== Source information

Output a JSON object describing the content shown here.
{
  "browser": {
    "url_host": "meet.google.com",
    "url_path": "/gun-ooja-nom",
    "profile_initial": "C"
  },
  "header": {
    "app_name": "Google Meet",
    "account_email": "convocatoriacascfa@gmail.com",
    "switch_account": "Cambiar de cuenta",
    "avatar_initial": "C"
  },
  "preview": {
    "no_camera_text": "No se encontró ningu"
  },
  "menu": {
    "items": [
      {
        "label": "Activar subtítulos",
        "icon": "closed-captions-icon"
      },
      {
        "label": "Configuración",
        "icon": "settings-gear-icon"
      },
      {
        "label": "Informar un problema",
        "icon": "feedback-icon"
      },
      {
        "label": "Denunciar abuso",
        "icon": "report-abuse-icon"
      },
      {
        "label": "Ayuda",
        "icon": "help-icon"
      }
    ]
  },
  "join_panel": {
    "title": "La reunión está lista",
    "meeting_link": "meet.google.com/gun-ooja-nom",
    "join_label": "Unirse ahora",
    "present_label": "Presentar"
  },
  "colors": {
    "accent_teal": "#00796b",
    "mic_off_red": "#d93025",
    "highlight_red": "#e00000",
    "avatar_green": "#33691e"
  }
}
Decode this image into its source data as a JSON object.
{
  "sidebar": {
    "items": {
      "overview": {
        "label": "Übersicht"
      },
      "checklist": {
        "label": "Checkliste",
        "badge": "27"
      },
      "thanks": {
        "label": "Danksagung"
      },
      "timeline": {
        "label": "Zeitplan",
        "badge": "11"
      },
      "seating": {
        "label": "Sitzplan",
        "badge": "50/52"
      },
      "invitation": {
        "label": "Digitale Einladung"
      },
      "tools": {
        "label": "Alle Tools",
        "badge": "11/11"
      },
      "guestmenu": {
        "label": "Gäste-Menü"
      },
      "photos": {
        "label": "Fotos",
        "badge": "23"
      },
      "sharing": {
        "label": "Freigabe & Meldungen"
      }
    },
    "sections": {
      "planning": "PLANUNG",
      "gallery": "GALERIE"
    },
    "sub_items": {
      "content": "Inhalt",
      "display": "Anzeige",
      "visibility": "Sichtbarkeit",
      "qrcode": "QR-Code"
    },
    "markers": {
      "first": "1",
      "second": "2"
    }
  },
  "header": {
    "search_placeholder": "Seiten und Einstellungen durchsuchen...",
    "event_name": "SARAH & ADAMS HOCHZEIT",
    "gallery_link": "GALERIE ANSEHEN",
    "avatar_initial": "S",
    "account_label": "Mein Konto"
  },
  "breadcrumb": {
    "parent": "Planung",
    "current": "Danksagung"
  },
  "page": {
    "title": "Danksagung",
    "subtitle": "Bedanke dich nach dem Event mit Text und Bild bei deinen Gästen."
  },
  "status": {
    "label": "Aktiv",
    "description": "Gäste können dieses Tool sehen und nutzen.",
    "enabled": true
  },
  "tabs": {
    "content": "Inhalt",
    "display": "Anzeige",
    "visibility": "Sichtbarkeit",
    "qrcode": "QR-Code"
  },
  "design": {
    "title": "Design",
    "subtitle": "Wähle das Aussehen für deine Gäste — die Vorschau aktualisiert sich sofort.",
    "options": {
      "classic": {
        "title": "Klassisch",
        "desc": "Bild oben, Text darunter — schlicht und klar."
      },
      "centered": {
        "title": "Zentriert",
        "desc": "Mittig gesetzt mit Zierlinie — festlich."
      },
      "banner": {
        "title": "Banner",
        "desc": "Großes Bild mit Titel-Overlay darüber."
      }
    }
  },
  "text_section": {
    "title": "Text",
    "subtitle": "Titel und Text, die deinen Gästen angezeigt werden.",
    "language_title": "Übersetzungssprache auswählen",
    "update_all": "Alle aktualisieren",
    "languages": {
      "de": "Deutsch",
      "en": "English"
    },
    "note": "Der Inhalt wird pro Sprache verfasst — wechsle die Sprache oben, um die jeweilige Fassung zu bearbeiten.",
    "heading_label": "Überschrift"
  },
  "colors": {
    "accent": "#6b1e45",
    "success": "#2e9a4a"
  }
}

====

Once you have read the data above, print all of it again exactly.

Output a JSON object describing the content shown here.
{
  "browser": {
    "url_host": "meet.google.com",
    "url_path": "/gun-ooja-nom",
    "profile_initial": "C"
  },
  "header": {
    "app_name": "Google Meet",
    "account_email": "convocatoriacascfa@gmail.com",
    "switch_account": "Cambiar de cuenta",
    "avatar_initial": "C"
  },
  "preview": {
    "no_camera_text": "No se encontró ningu"
  },
  "menu": {
    "items": [
      {
        "label": "Activar subtítulos",
        "icon": "closed-captions-icon"
      },
      {
        "label": "Configuración",
        "icon": "settings-gear-icon"
      },
      {
        "label": "Informar un problema",
        "icon": "feedback-icon"
      },
      {
        "label": "Denunciar abuso",
        "icon": "report-abuse-icon"
      },
      {
        "label": "Ayuda",
        "icon": "help-icon"
      }
    ]
  },
  "join_panel": {
    "title": "La reunión está lista",
    "meeting_link": "meet.google.com/gun-ooja-nom",
    "join_label": "Unirse ahora",
    "present_label": "Presentar"
  },
  "colors": {
    "accent_teal": "#00796b",
    "mic_off_red": "#d93025",
    "highlight_red": "#e00000",
    "avatar_green": "#33691e"
  }
}
Decode this image into its source data as a JSON object.
{
  "sidebar": {
    "items": {
      "overview": {
        "label": "Übersicht"
      },
      "checklist": {
        "label": "Checkliste",
        "badge": "27"
      },
      "thanks": {
        "label": "Danksagung"
      },
      "timeline": {
        "label": "Zeitplan",
        "badge": "11"
      },
      "seating": {
        "label": "Sitzplan",
        "badge": "50/52"
      },
      "invitation": {
        "label": "Digitale Einladung"
      },
      "tools": {
        "label": "Alle Tools",
        "badge": "11/11"
      },
      "guestmenu": {
        "label": "Gäste-Menü"
      },
      "photos": {
        "label": "Fotos",
        "badge": "23"
      },
      "sharing": {
        "label": "Freigabe & Meldungen"
      }
    },
    "sections": {
      "planning": "PLANUNG",
      "gallery": "GALERIE"
    },
    "sub_items": {
      "content": "Inhalt",
      "display": "Anzeige",
      "visibility": "Sichtbarkeit",
      "qrcode": "QR-Code"
    },
    "markers": {
      "first": "1",
      "second": "2"
    }
  },
  "header": {
    "search_placeholder": "Seiten und Einstellungen durchsuchen...",
    "event_name": "SARAH & ADAMS HOCHZEIT",
    "gallery_link": "GALERIE ANSEHEN",
    "avatar_initial": "S",
    "account_label": "Mein Konto"
  },
  "breadcrumb": {
    "parent": "Planung",
    "current": "Danksagung"
  },
  "page": {
    "title": "Danksagung",
    "subtitle": "Bedanke dich nach dem Event mit Text und Bild bei deinen Gästen."
  },
  "status": {
    "label": "Aktiv",
    "description": "Gäste können dieses Tool sehen und nutzen.",
    "enabled": true
  },
  "tabs": {
    "content": "Inhalt",
    "display": "Anzeige",
    "visibility": "Sichtbarkeit",
    "qrcode": "QR-Code"
  },
  "design": {
    "title": "Design",
    "subtitle": "Wähle das Aussehen für deine Gäste — die Vorschau aktualisiert sich sofort.",
    "options": {
      "classic": {
        "title": "Klassisch",
        "desc": "Bild oben, Text darunter — schlicht und klar."
      },
      "centered": {
        "title": "Zentriert",
        "desc": "Mittig gesetzt mit Zierlinie — festlich."
      },
      "banner": {
        "title": "Banner",
        "desc": "Großes Bild mit Titel-Overlay darüber."
      }
    }
  },
  "text_section": {
    "title": "Text",
    "subtitle": "Titel und Text, die deinen Gästen angezeigt werden.",
    "language_title": "Übersetzungssprache auswählen",
    "update_all": "Alle aktualisieren",
    "languages": {
      "de": "Deutsch",
      "en": "English"
    },
    "note": "Der Inhalt wird pro Sprache verfasst — wechsle die Sprache oben, um die jeweilige Fassung zu bearbeiten.",
    "heading_label": "Überschrift"
  },
  "colors": {
    "accent": "#6b1e45",
    "success": "#2e9a4a"
  }
}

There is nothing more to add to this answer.